**Exercise requirements:**
Copy out every line of the records where the string "icon" occurs.

**Data records:**
--
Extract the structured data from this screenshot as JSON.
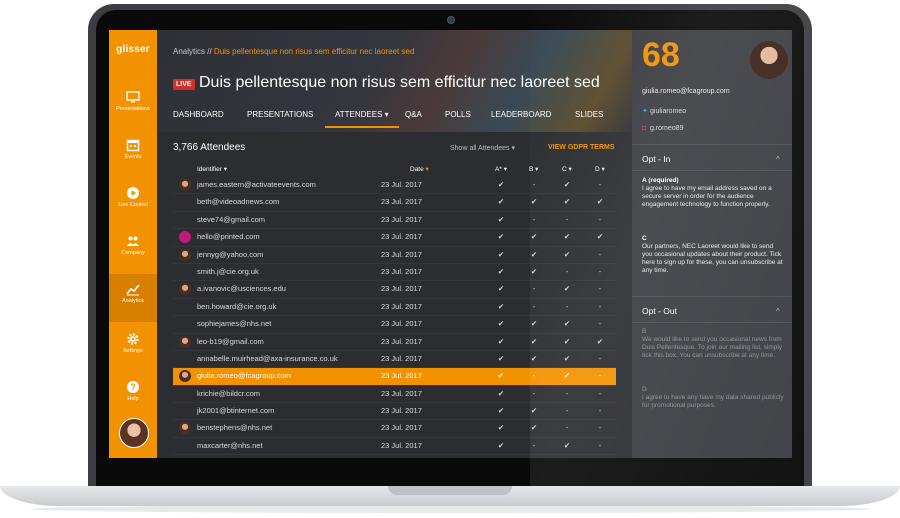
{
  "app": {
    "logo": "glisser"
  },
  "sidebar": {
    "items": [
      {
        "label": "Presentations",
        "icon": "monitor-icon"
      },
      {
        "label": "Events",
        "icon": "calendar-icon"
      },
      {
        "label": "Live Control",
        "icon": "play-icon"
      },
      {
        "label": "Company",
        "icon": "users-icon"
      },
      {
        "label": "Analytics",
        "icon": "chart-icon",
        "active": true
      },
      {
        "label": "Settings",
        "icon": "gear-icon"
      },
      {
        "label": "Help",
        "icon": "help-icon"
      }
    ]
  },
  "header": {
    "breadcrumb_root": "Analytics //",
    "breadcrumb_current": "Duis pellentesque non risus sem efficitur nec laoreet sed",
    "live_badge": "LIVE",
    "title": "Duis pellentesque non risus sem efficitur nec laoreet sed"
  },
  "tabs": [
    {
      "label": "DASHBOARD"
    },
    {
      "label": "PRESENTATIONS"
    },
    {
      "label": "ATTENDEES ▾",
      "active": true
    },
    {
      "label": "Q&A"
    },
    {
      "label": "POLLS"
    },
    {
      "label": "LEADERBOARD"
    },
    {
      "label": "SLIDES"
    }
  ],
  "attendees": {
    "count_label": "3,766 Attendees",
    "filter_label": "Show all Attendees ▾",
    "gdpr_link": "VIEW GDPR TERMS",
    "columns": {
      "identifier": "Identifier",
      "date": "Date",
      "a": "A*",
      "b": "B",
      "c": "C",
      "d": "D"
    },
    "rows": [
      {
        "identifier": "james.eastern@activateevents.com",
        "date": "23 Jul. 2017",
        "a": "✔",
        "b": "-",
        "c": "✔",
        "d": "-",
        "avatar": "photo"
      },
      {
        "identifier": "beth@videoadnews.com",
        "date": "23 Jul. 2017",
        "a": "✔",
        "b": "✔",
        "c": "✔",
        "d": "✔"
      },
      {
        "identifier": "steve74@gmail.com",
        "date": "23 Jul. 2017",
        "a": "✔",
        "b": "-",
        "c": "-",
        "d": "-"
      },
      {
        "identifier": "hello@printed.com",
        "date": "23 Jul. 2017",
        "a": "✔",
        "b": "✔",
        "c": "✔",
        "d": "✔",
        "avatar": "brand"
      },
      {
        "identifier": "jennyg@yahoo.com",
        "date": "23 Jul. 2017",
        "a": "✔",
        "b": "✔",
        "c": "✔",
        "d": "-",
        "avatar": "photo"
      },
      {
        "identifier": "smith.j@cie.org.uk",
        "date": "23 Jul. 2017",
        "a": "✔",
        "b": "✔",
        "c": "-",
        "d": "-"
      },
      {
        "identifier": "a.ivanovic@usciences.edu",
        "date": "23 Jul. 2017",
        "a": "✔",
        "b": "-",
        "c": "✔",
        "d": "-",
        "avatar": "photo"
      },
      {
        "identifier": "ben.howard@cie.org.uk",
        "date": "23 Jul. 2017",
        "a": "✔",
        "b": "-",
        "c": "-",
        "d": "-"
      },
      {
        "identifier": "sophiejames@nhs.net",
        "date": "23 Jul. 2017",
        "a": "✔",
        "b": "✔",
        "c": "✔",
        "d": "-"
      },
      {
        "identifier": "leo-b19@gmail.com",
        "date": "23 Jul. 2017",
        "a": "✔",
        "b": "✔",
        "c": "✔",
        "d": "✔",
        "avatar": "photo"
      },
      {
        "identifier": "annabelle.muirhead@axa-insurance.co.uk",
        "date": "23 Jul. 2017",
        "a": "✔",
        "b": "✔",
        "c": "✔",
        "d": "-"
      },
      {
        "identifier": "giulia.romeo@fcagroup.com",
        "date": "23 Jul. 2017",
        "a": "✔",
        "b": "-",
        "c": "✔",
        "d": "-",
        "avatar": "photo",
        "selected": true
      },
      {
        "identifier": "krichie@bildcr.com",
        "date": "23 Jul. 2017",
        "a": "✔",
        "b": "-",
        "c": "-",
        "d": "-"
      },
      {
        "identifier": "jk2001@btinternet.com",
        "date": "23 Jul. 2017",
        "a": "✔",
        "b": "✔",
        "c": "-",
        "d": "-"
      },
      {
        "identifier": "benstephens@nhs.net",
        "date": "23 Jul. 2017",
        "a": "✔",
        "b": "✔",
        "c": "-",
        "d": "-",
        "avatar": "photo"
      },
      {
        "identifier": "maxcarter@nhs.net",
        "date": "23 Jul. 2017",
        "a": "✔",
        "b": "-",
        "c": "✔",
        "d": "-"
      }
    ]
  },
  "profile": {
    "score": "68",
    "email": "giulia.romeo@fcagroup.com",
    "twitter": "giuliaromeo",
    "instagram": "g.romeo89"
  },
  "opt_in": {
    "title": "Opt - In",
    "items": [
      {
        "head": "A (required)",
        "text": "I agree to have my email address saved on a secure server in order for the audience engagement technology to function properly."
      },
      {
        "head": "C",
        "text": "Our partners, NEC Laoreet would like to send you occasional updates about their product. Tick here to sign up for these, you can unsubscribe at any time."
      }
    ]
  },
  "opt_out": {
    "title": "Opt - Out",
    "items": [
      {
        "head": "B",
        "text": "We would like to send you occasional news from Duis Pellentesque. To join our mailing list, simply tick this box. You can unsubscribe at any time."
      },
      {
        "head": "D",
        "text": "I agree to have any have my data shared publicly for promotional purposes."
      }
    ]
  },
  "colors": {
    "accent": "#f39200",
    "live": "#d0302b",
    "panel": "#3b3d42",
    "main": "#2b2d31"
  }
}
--
**Solved problem:**
        "icon": "monitor-icon"
        "icon": "calendar-icon"
        "icon": "play-icon"
        "icon": "users-icon"
        "icon": "chart-icon",
        "icon": "gear-icon"
        "icon": "help-icon"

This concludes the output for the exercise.